Report: Missouri lawmaker should be ousted for alleged abuse

COLUMBIA, Mo. — A state House committee report released Monday called for a new Missouri lawmaker’s ouster over allegations that he physically and sexually abused his children years ago.

The Missouri House Ethics Committee found the claims against Lee’s Summit Republican Rep. Rick Roeber credible, according to the report.

His now-adult children testified to House investigators earlier this year that he sexually abused two of them at the ages of 5 and 9. Several of his children told investigators that he also frequently beat them with a belt and choked them.

The committee found records showing that his children reported the abuse around the time it allegedly occurred in the 1990s but that prosecutors never filed charges. It was not immediately known why prosecutors did not file charges.

“The State of Missouri has failed these children for over 20 years,” the report stated. “Although this committee cannot change the past, this committee can provide a clear record of Respondent’s abusive conduct.”

The Republican House speaker and Ethics Committee leader last week raised concerns with the Jackson County prosecutor that Roeber currently has weekend visitations with a child, according to records obtained by The Associated Press.

Prosecutor Jean Peters Baker in response said she would contact the Lee’s Summit chief of police to “devise a plan” and asked for any reports or transcripts from the committee’s investigation so her office can check for potential criminal wrongdoing.

Roeber did not immediately respond to an Associated Press request for comment Monday. But he denied to investigators that he ever sexually abused his children.

Roeber also said his children have “parental alienation syndrome,” although the committee pointed out in its report he did not provide any evidence to support that claim. He said his adult children are Democrats, implying that they would falsely accuse him of abuse as part of a “political hit.”

The Ethics Committee didn’t find Roeber’s testimony to be credible.

The House refused to let Roeber resign last week, which would have meant lawmakers no longer had jurisdiction to investigate him.
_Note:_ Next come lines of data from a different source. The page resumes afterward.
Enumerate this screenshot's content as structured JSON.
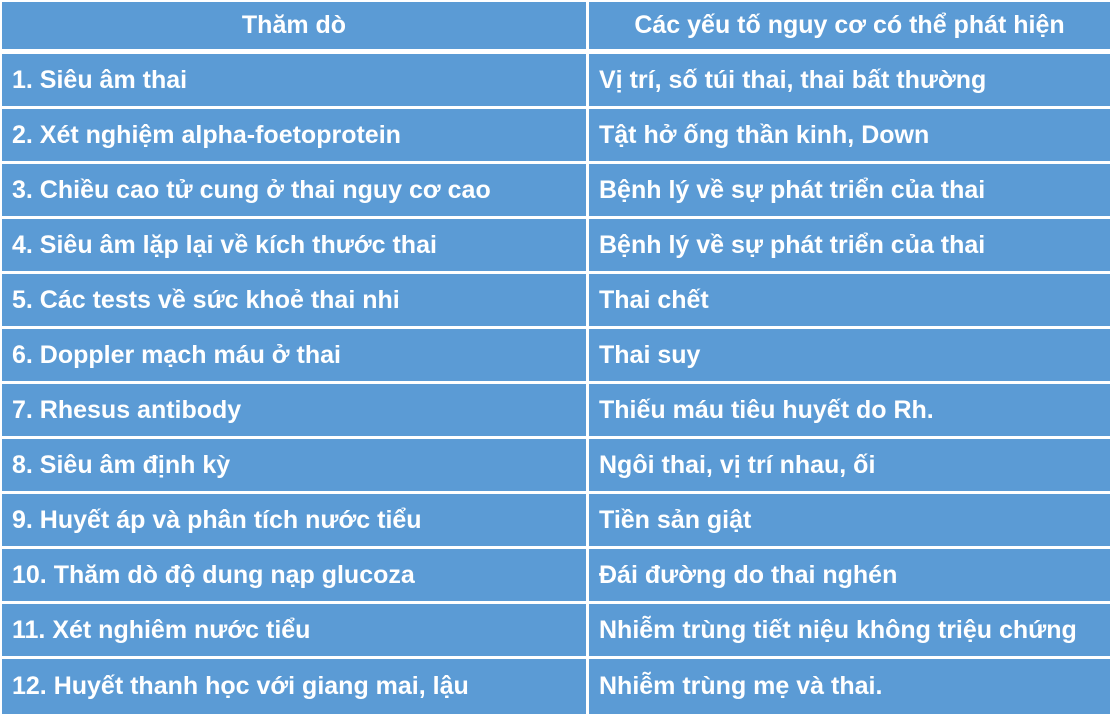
{
  "table": {
    "headers": [
      "Thăm dò",
      "Các yếu tố nguy cơ có thể phát hiện"
    ],
    "rows": [
      [
        "1. Siêu âm thai",
        "Vị trí, số túi thai, thai bất thường"
      ],
      [
        "2. Xét nghiệm alpha-foetoprotein",
        "Tật hở ống thần kinh, Down"
      ],
      [
        "3. Chiều cao tử cung ở thai nguy cơ cao",
        "Bệnh lý về sự phát triển của thai"
      ],
      [
        "4. Siêu âm lặp lại về kích thước thai",
        "Bệnh lý về sự phát triển của thai"
      ],
      [
        "5. Các tests về sức khoẻ thai nhi",
        "Thai chết"
      ],
      [
        "6. Doppler mạch máu ở thai",
        "Thai suy"
      ],
      [
        "7. Rhesus antibody",
        "Thiếu máu tiêu huyết do Rh."
      ],
      [
        "8. Siêu âm định kỳ",
        "Ngôi thai, vị trí nhau, ối"
      ],
      [
        "9.  Huyết áp và phân tích nước tiểu",
        "Tiền sản giật"
      ],
      [
        "10. Thăm dò độ dung nạp glucoza",
        "Đái đường do thai nghén"
      ],
      [
        "11. Xét nghiêm nước tiểu",
        "Nhiễm trùng tiết niệu không triệu chứng"
      ],
      [
        "12. Huyết thanh học với giang mai, lậu",
        "Nhiễm trùng mẹ và thai."
      ]
    ]
  },
  "colors": {
    "cell_bg": "#5B9BD5",
    "text": "#FFFFFF",
    "border": "#FFFFFF"
  }
}
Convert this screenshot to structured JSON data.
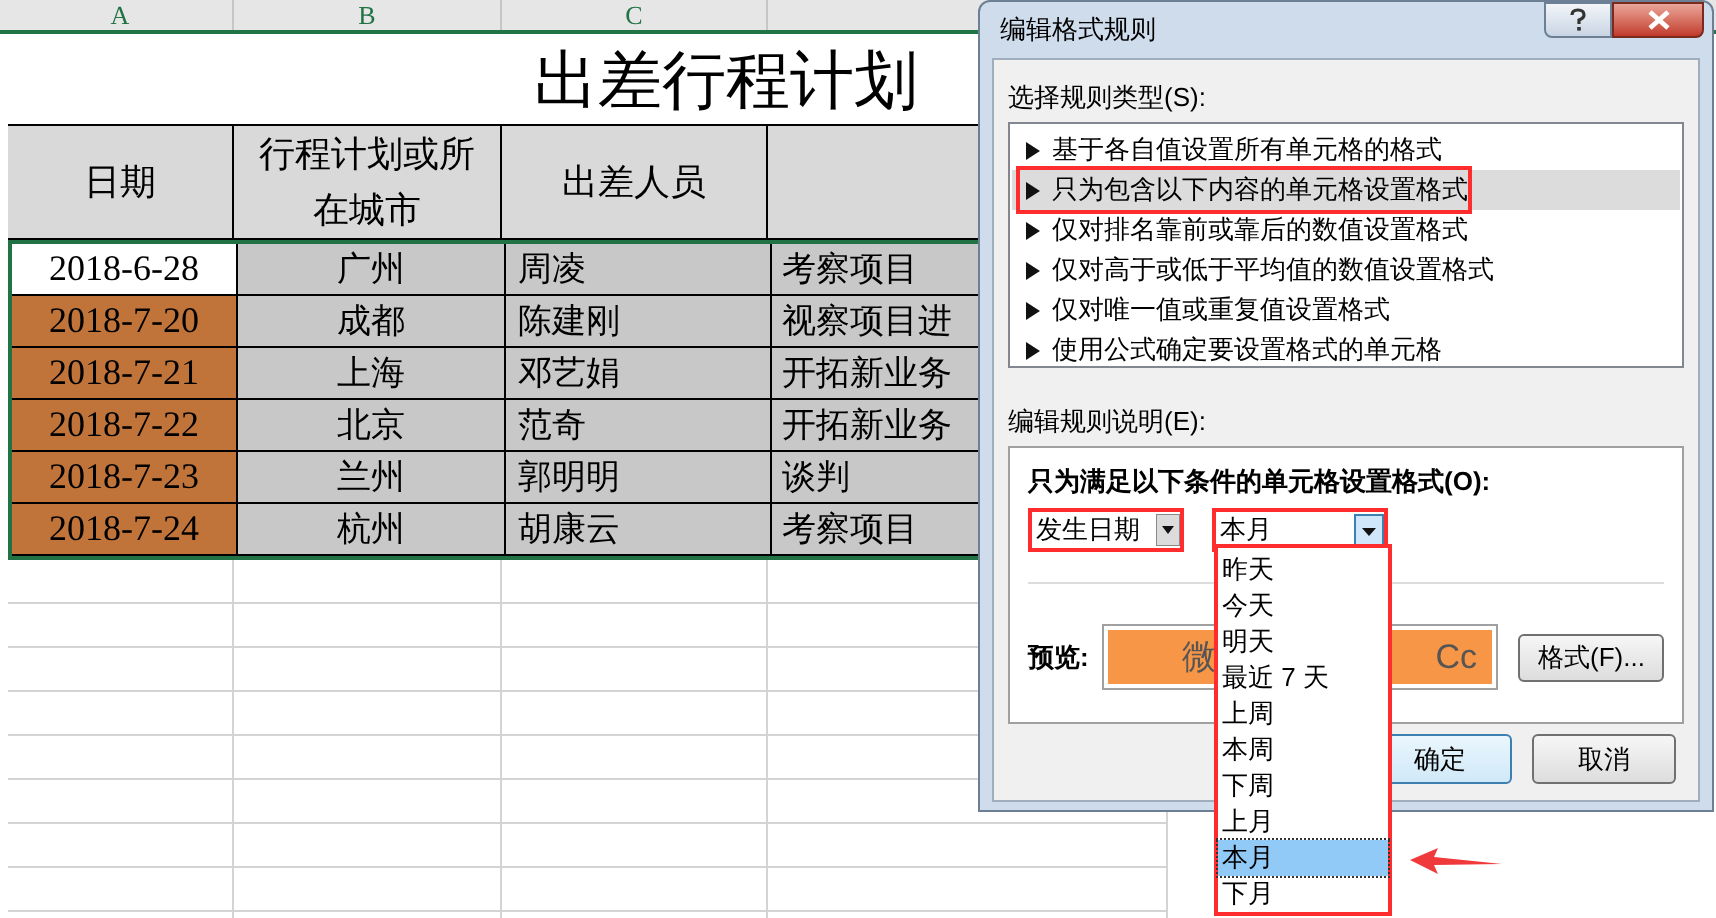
{
  "sheet": {
    "column_headers": [
      "A",
      "B",
      "C"
    ],
    "title": "出差行程计划",
    "headers": [
      "日期",
      "行程计划或所在城市",
      "出差人员"
    ],
    "rows": [
      {
        "date": "2018-6-28",
        "city": "广州",
        "person": "周凌",
        "task": "考察项目",
        "highlighted": false
      },
      {
        "date": "2018-7-20",
        "city": "成都",
        "person": "陈建刚",
        "task": "视察项目进",
        "highlighted": true
      },
      {
        "date": "2018-7-21",
        "city": "上海",
        "person": "邓艺娟",
        "task": "开拓新业务",
        "highlighted": true
      },
      {
        "date": "2018-7-22",
        "city": "北京",
        "person": "范奇",
        "task": "开拓新业务",
        "highlighted": true
      },
      {
        "date": "2018-7-23",
        "city": "兰州",
        "person": "郭明明",
        "task": "谈判",
        "highlighted": true
      },
      {
        "date": "2018-7-24",
        "city": "杭州",
        "person": "胡康云",
        "task": "考察项目",
        "highlighted": true
      }
    ]
  },
  "dialog": {
    "title": "编辑格式规则",
    "rule_type_label": "选择规则类型(S):",
    "rule_types": [
      {
        "label": "基于各自值设置所有单元格的格式",
        "selected": false
      },
      {
        "label": "只为包含以下内容的单元格设置格式",
        "selected": true
      },
      {
        "label": "仅对排名靠前或靠后的数值设置格式",
        "selected": false
      },
      {
        "label": "仅对高于或低于平均值的数值设置格式",
        "selected": false
      },
      {
        "label": "仅对唯一值或重复值设置格式",
        "selected": false
      },
      {
        "label": "使用公式确定要设置格式的单元格",
        "selected": false
      }
    ],
    "description_label": "编辑规则说明(E):",
    "condition_label": "只为满足以下条件的单元格设置格式(O):",
    "condition_type": "发生日期",
    "period": "本月",
    "period_options": [
      {
        "label": "昨天",
        "selected": false
      },
      {
        "label": "今天",
        "selected": false
      },
      {
        "label": "明天",
        "selected": false
      },
      {
        "label": "最近 7 天",
        "selected": false
      },
      {
        "label": "上周",
        "selected": false
      },
      {
        "label": "本周",
        "selected": false
      },
      {
        "label": "下周",
        "selected": false
      },
      {
        "label": "上月",
        "selected": false
      },
      {
        "label": "本月",
        "selected": true
      },
      {
        "label": "下月",
        "selected": false
      }
    ],
    "preview_label": "预览:",
    "preview_text_left": "微",
    "preview_text_right": "Cc",
    "format_button": "格式(F)...",
    "ok_button": "确定",
    "cancel_button": "取消"
  }
}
Preventing his resignation means the House can consider the Ethics Committee’s recommendation that he be expelled.